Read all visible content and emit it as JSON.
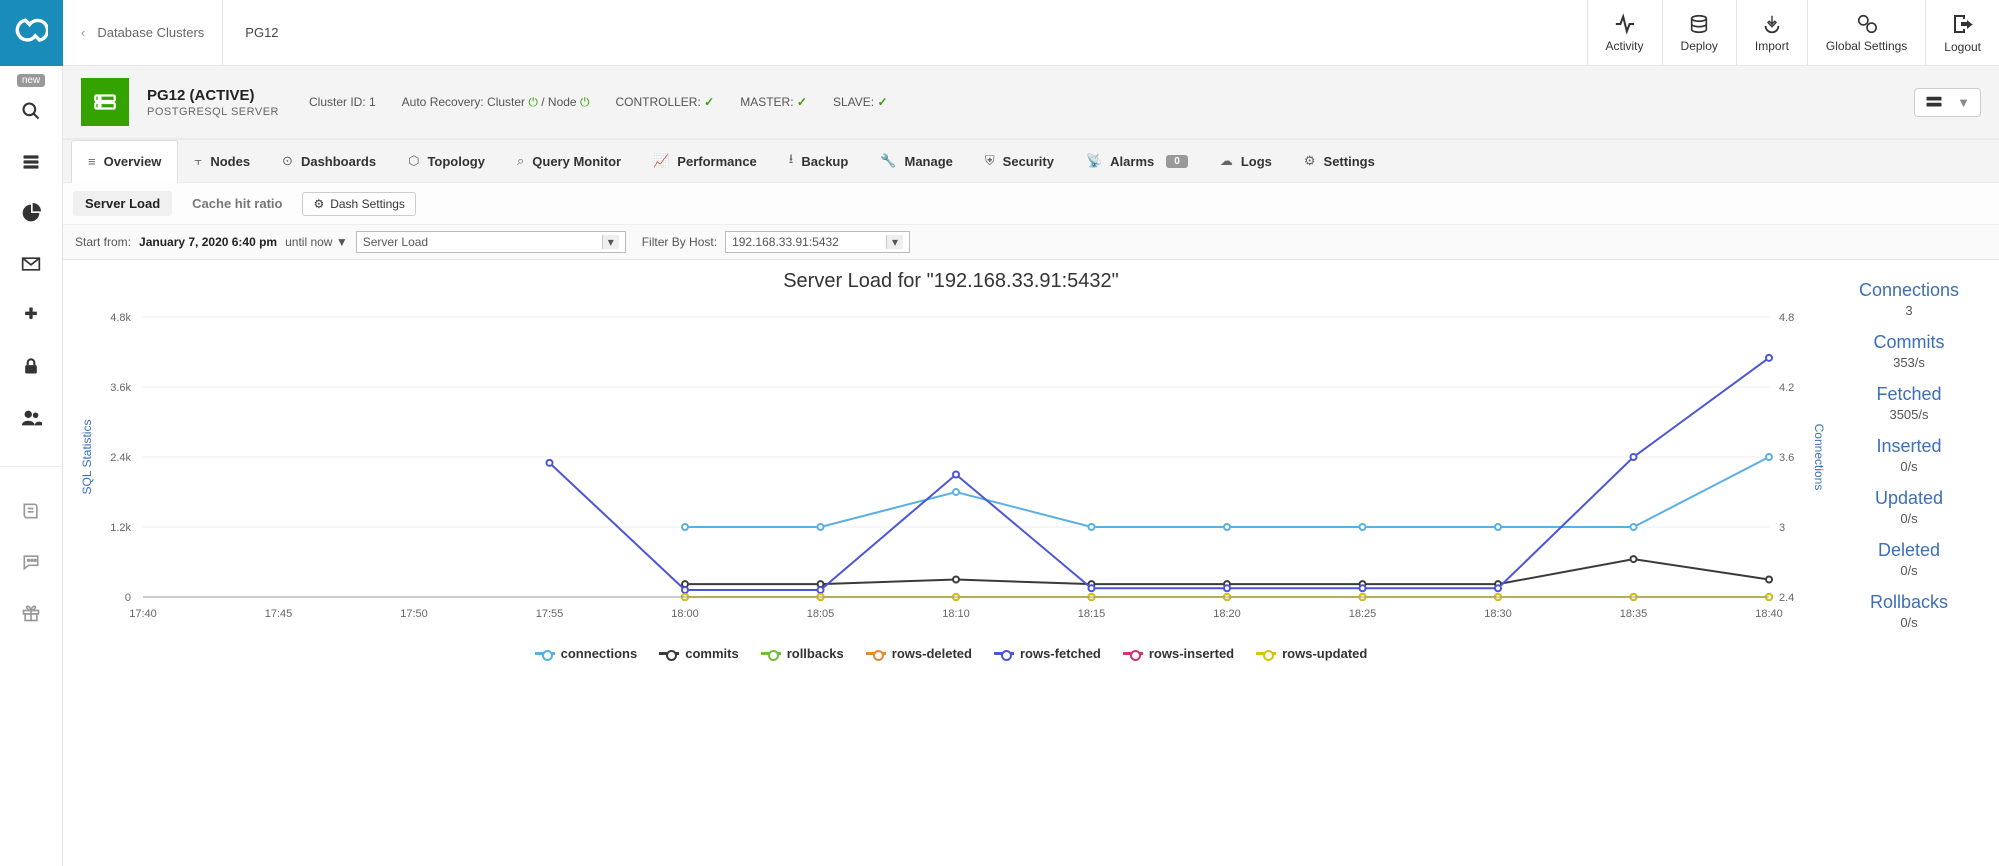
{
  "sidebar": {
    "new_badge": "new"
  },
  "breadcrumb": {
    "back": "Database Clusters",
    "current": "PG12"
  },
  "top_actions": [
    {
      "label": "Activity"
    },
    {
      "label": "Deploy"
    },
    {
      "label": "Import"
    },
    {
      "label": "Global Settings"
    },
    {
      "label": "Logout"
    }
  ],
  "cluster": {
    "title": "PG12 (ACTIVE)",
    "subtitle": "POSTGRESQL SERVER",
    "cluster_id_label": "Cluster ID: 1",
    "auto_recovery_label": "Auto Recovery: Cluster",
    "auto_recovery_sep": " / Node",
    "controller_label": "CONTROLLER:",
    "master_label": "MASTER:",
    "slave_label": "SLAVE:"
  },
  "tabs": [
    {
      "label": "Overview"
    },
    {
      "label": "Nodes"
    },
    {
      "label": "Dashboards"
    },
    {
      "label": "Topology"
    },
    {
      "label": "Query Monitor"
    },
    {
      "label": "Performance"
    },
    {
      "label": "Backup"
    },
    {
      "label": "Manage"
    },
    {
      "label": "Security"
    },
    {
      "label": "Alarms",
      "badge": "0"
    },
    {
      "label": "Logs"
    },
    {
      "label": "Settings"
    }
  ],
  "subtabs": {
    "server_load": "Server Load",
    "cache_hit": "Cache hit ratio",
    "dash_settings": "Dash Settings"
  },
  "filter": {
    "start_label": "Start from:",
    "start_value": "January 7, 2020 6:40 pm",
    "until": "until now",
    "select_value": "Server Load",
    "host_label": "Filter By Host:",
    "host_value": "192.168.33.91:5432"
  },
  "chart_data": {
    "type": "line",
    "title": "Server Load for \"192.168.33.91:5432\"",
    "ylabel": "SQL Statistics",
    "ylabel2": "Connections",
    "x": [
      "17:40",
      "17:45",
      "17:50",
      "17:55",
      "18:00",
      "18:05",
      "18:10",
      "18:15",
      "18:20",
      "18:25",
      "18:30",
      "18:35",
      "18:40"
    ],
    "ylim": [
      0,
      4800
    ],
    "yticks": [
      0,
      1200,
      2400,
      3600,
      4800
    ],
    "ytick_labels": [
      "0",
      "1.2k",
      "2.4k",
      "3.6k",
      "4.8k"
    ],
    "y2lim": [
      2.4,
      4.8
    ],
    "y2ticks": [
      2.4,
      3,
      3.6,
      4.2,
      4.8
    ],
    "series": [
      {
        "name": "connections",
        "axis": "y2",
        "color": "#5aafe3",
        "values": [
          null,
          null,
          null,
          null,
          3,
          3,
          3.3,
          3,
          3,
          3,
          3,
          3,
          3.6
        ]
      },
      {
        "name": "commits",
        "axis": "y1",
        "color": "#3a3a3a",
        "values": [
          null,
          null,
          null,
          null,
          220,
          220,
          300,
          220,
          220,
          220,
          220,
          650,
          300
        ]
      },
      {
        "name": "rollbacks",
        "axis": "y1",
        "color": "#6fbf3a",
        "values": [
          null,
          null,
          null,
          null,
          0,
          0,
          0,
          0,
          0,
          0,
          0,
          0,
          0
        ]
      },
      {
        "name": "rows-deleted",
        "axis": "y1",
        "color": "#e68a2e",
        "values": [
          null,
          null,
          null,
          null,
          0,
          0,
          0,
          0,
          0,
          0,
          0,
          0,
          0
        ]
      },
      {
        "name": "rows-fetched",
        "axis": "y1",
        "color": "#4a56d6",
        "values": [
          null,
          null,
          null,
          2300,
          120,
          120,
          2100,
          150,
          150,
          150,
          150,
          2400,
          4100
        ]
      },
      {
        "name": "rows-inserted",
        "axis": "y1",
        "color": "#d6336c",
        "values": [
          null,
          null,
          null,
          null,
          0,
          0,
          0,
          0,
          0,
          0,
          0,
          0,
          0
        ]
      },
      {
        "name": "rows-updated",
        "axis": "y1",
        "color": "#d4c40a",
        "values": [
          null,
          null,
          null,
          null,
          0,
          0,
          0,
          0,
          0,
          0,
          0,
          0,
          0
        ]
      }
    ]
  },
  "stats": [
    {
      "label": "Connections",
      "value": "3"
    },
    {
      "label": "Commits",
      "value": "353/s"
    },
    {
      "label": "Fetched",
      "value": "3505/s"
    },
    {
      "label": "Inserted",
      "value": "0/s"
    },
    {
      "label": "Updated",
      "value": "0/s"
    },
    {
      "label": "Deleted",
      "value": "0/s"
    },
    {
      "label": "Rollbacks",
      "value": "0/s"
    }
  ]
}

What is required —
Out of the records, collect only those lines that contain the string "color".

Response box —
        "color": "#5aafe3",
        "color": "#3a3a3a",
        "color": "#6fbf3a",
        "color": "#e68a2e",
        "color": "#4a56d6",
        "color": "#d6336c",
        "color": "#d4c40a",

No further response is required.